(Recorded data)
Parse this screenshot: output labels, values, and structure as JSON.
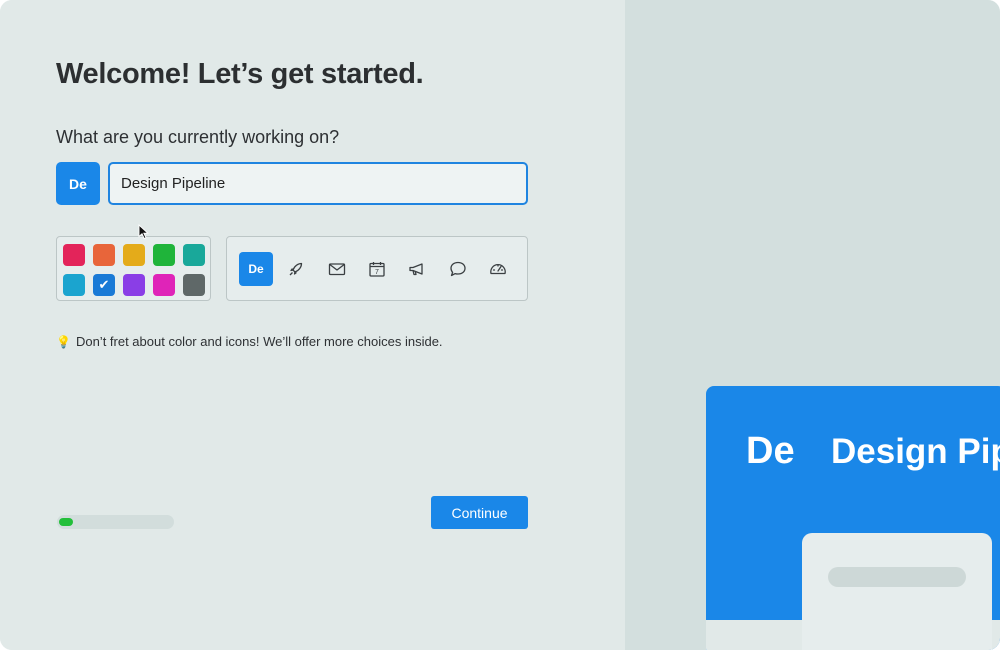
{
  "onboarding": {
    "title": "Welcome! Let’s get started.",
    "question": "What are you currently working on?",
    "project_abbr": "De",
    "project_name": "Design Pipeline",
    "hint_icon": "lightbulb-icon",
    "hint": "Don’t fret about color and icons! We’ll offer more choices inside.",
    "continue_label": "Continue",
    "progress": 0.12
  },
  "colors": [
    {
      "name": "crimson",
      "hex": "#e3245a",
      "selected": false
    },
    {
      "name": "orange",
      "hex": "#e8653a",
      "selected": false
    },
    {
      "name": "amber",
      "hex": "#e4ab1a",
      "selected": false
    },
    {
      "name": "green",
      "hex": "#1fb43a",
      "selected": false
    },
    {
      "name": "teal",
      "hex": "#19a89a",
      "selected": false
    },
    {
      "name": "cyan",
      "hex": "#1ba4cf",
      "selected": false
    },
    {
      "name": "blue",
      "hex": "#1a7ad6",
      "selected": true
    },
    {
      "name": "purple",
      "hex": "#8a3ee6",
      "selected": false
    },
    {
      "name": "magenta",
      "hex": "#df24b8",
      "selected": false
    },
    {
      "name": "gray",
      "hex": "#5f6868",
      "selected": false
    }
  ],
  "icons": [
    {
      "name": "abbreviation",
      "label": "De",
      "selected": true
    },
    {
      "name": "rocket-icon",
      "selected": false
    },
    {
      "name": "envelope-icon",
      "selected": false
    },
    {
      "name": "calendar-icon",
      "selected": false
    },
    {
      "name": "megaphone-icon",
      "selected": false
    },
    {
      "name": "speech-bubble-icon",
      "selected": false
    },
    {
      "name": "speedometer-icon",
      "selected": false
    }
  ],
  "preview": {
    "abbr": "De",
    "name": "Design Pipeline"
  },
  "theme": {
    "accent": "#1a87e8",
    "background_left": "#e1e9e8",
    "background_right": "#d3dfde",
    "progress_color": "#22bf3a"
  }
}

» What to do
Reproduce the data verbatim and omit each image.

» Result of the exercise
Parse this screenshot: output labels, values, and structure as JSON.
{
  "onboarding": {
    "title": "Welcome! Let’s get started.",
    "question": "What are you currently working on?",
    "project_abbr": "De",
    "project_name": "Design Pipeline",
    "hint_icon": "lightbulb-icon",
    "hint": "Don’t fret about color and icons! We’ll offer more choices inside.",
    "continue_label": "Continue",
    "progress": 0.12
  },
  "colors": [
    {
      "name": "crimson",
      "hex": "#e3245a",
      "selected": false
    },
    {
      "name": "orange",
      "hex": "#e8653a",
      "selected": false
    },
    {
      "name": "amber",
      "hex": "#e4ab1a",
      "selected": false
    },
    {
      "name": "green",
      "hex": "#1fb43a",
      "selected": false
    },
    {
      "name": "teal",
      "hex": "#19a89a",
      "selected": false
    },
    {
      "name": "cyan",
      "hex": "#1ba4cf",
      "selected": false
    },
    {
      "name": "blue",
      "hex": "#1a7ad6",
      "selected": true
    },
    {
      "name": "purple",
      "hex": "#8a3ee6",
      "selected": false
    },
    {
      "name": "magenta",
      "hex": "#df24b8",
      "selected": false
    },
    {
      "name": "gray",
      "hex": "#5f6868",
      "selected": false
    }
  ],
  "icons": [
    {
      "name": "abbreviation",
      "label": "De",
      "selected": true
    },
    {
      "name": "rocket-icon",
      "selected": false
    },
    {
      "name": "envelope-icon",
      "selected": false
    },
    {
      "name": "calendar-icon",
      "selected": false
    },
    {
      "name": "megaphone-icon",
      "selected": false
    },
    {
      "name": "speech-bubble-icon",
      "selected": false
    },
    {
      "name": "speedometer-icon",
      "selected": false
    }
  ],
  "preview": {
    "abbr": "De",
    "name": "Design Pipeline"
  },
  "theme": {
    "accent": "#1a87e8",
    "background_left": "#e1e9e8",
    "background_right": "#d3dfde",
    "progress_color": "#22bf3a"
  }
}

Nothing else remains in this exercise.